- Opening Delimiter -

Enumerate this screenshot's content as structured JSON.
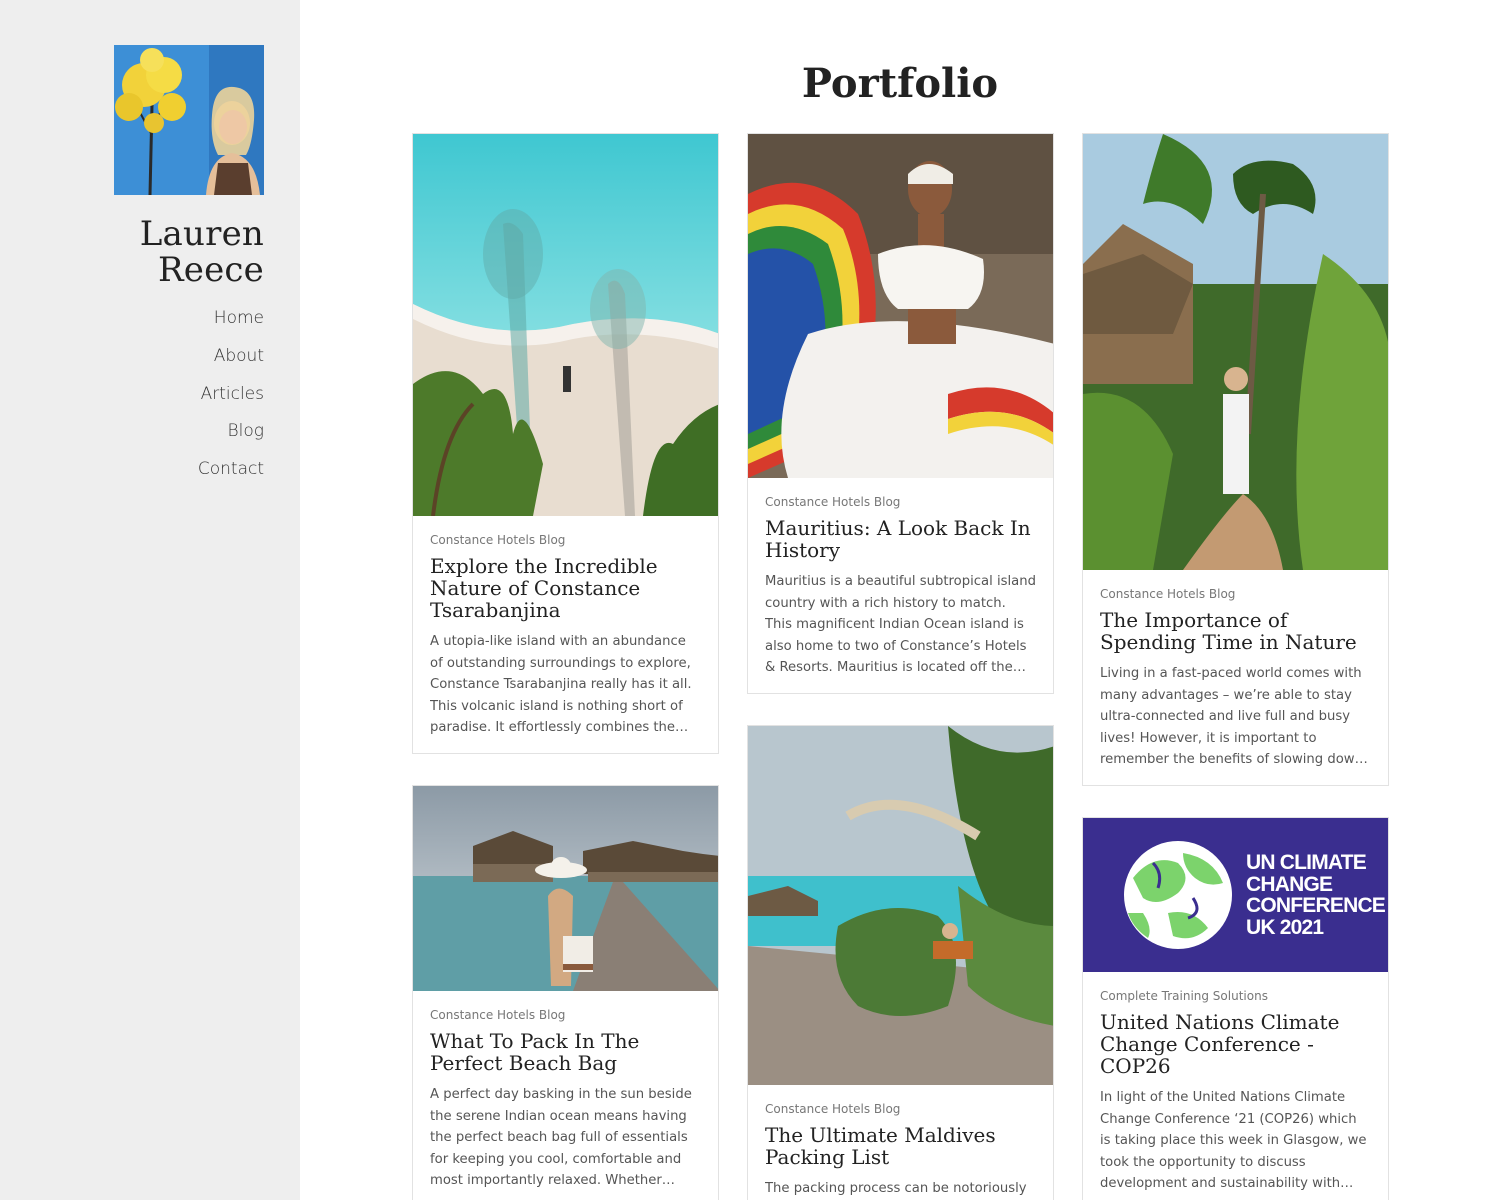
{
  "sidebar": {
    "name": "Lauren Reece",
    "nav": [
      "Home",
      "About",
      "Articles",
      "Blog",
      "Contact"
    ]
  },
  "main": {
    "title": "Portfolio",
    "cards": [
      {
        "category": "Constance Hotels Blog",
        "title": "Explore the Incredible Nature of Constance Tsarabanjina",
        "excerpt": "A utopia-like island with an abundance of outstanding surroundings to explore, Constance Tsarabanjina really has it all. This volcanic island is nothing short of paradise. It effortlessly combines the barefoot…",
        "image": "aerial-beach-palm-shadows"
      },
      {
        "category": "Constance Hotels Blog",
        "title": "Mauritius: A Look Back In History",
        "excerpt": "Mauritius is a beautiful subtropical island country with a rich history to match. This magnificent Indian Ocean island is also home to two of Constance’s Hotels & Resorts. Mauritius is located off the south-…",
        "image": "sega-dancer"
      },
      {
        "category": "Constance Hotels Blog",
        "title": "The Importance of Spending Time in Nature",
        "excerpt": "Living in a fast-paced world comes with many advantages – we’re able to stay ultra-connected and live full and busy lives! However, it is important to remember the benefits of slowing down and going back t…",
        "image": "jungle-path"
      },
      {
        "category": "Constance Hotels Blog",
        "title": "What To Pack In The Perfect Beach Bag",
        "excerpt": "A perfect day basking in the sun beside the serene Indian ocean means having the perfect beach bag full of essentials for keeping you cool, comfortable and most importantly relaxed. Whether you’re…",
        "image": "overwater-jetty"
      },
      {
        "category": "Constance Hotels Blog",
        "title": "The Ultimate Maldives Packing List",
        "excerpt": "The packing process can be notoriously",
        "image": "maldives-swing"
      },
      {
        "category": "Complete Training Solutions",
        "title": "United Nations Climate Change Conference - COP26",
        "excerpt": "In light of the United Nations Climate Change Conference ‘21 (COP26) which is taking place this week in Glasgow, we took the opportunity to discuss development and sustainability with Danielle Kershaw, Head…",
        "image": "cop26-logo",
        "logo_text": [
          "UN CLIMATE",
          "CHANGE",
          "CONFERENCE",
          "UK 2021"
        ],
        "logo_bg": "#3a2e8f"
      }
    ]
  },
  "colors": {
    "sidebar_bg": "#eeeeee",
    "card_border": "#e2e2e2",
    "cop26_blue": "#3a2e8f"
  }
}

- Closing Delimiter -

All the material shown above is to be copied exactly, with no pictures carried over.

Enumerate this screenshot's content as structured JSON.
{
  "sidebar": {
    "name": "Lauren Reece",
    "nav": [
      "Home",
      "About",
      "Articles",
      "Blog",
      "Contact"
    ]
  },
  "main": {
    "title": "Portfolio",
    "cards": [
      {
        "category": "Constance Hotels Blog",
        "title": "Explore the Incredible Nature of Constance Tsarabanjina",
        "excerpt": "A utopia-like island with an abundance of outstanding surroundings to explore, Constance Tsarabanjina really has it all. This volcanic island is nothing short of paradise. It effortlessly combines the barefoot…",
        "image": "aerial-beach-palm-shadows"
      },
      {
        "category": "Constance Hotels Blog",
        "title": "Mauritius: A Look Back In History",
        "excerpt": "Mauritius is a beautiful subtropical island country with a rich history to match. This magnificent Indian Ocean island is also home to two of Constance’s Hotels & Resorts. Mauritius is located off the south-…",
        "image": "sega-dancer"
      },
      {
        "category": "Constance Hotels Blog",
        "title": "The Importance of Spending Time in Nature",
        "excerpt": "Living in a fast-paced world comes with many advantages – we’re able to stay ultra-connected and live full and busy lives! However, it is important to remember the benefits of slowing down and going back t…",
        "image": "jungle-path"
      },
      {
        "category": "Constance Hotels Blog",
        "title": "What To Pack In The Perfect Beach Bag",
        "excerpt": "A perfect day basking in the sun beside the serene Indian ocean means having the perfect beach bag full of essentials for keeping you cool, comfortable and most importantly relaxed. Whether you’re…",
        "image": "overwater-jetty"
      },
      {
        "category": "Constance Hotels Blog",
        "title": "The Ultimate Maldives Packing List",
        "excerpt": "The packing process can be notoriously",
        "image": "maldives-swing"
      },
      {
        "category": "Complete Training Solutions",
        "title": "United Nations Climate Change Conference - COP26",
        "excerpt": "In light of the United Nations Climate Change Conference ‘21 (COP26) which is taking place this week in Glasgow, we took the opportunity to discuss development and sustainability with Danielle Kershaw, Head…",
        "image": "cop26-logo",
        "logo_text": [
          "UN CLIMATE",
          "CHANGE",
          "CONFERENCE",
          "UK 2021"
        ],
        "logo_bg": "#3a2e8f"
      }
    ]
  },
  "colors": {
    "sidebar_bg": "#eeeeee",
    "card_border": "#e2e2e2",
    "cop26_blue": "#3a2e8f"
  }
}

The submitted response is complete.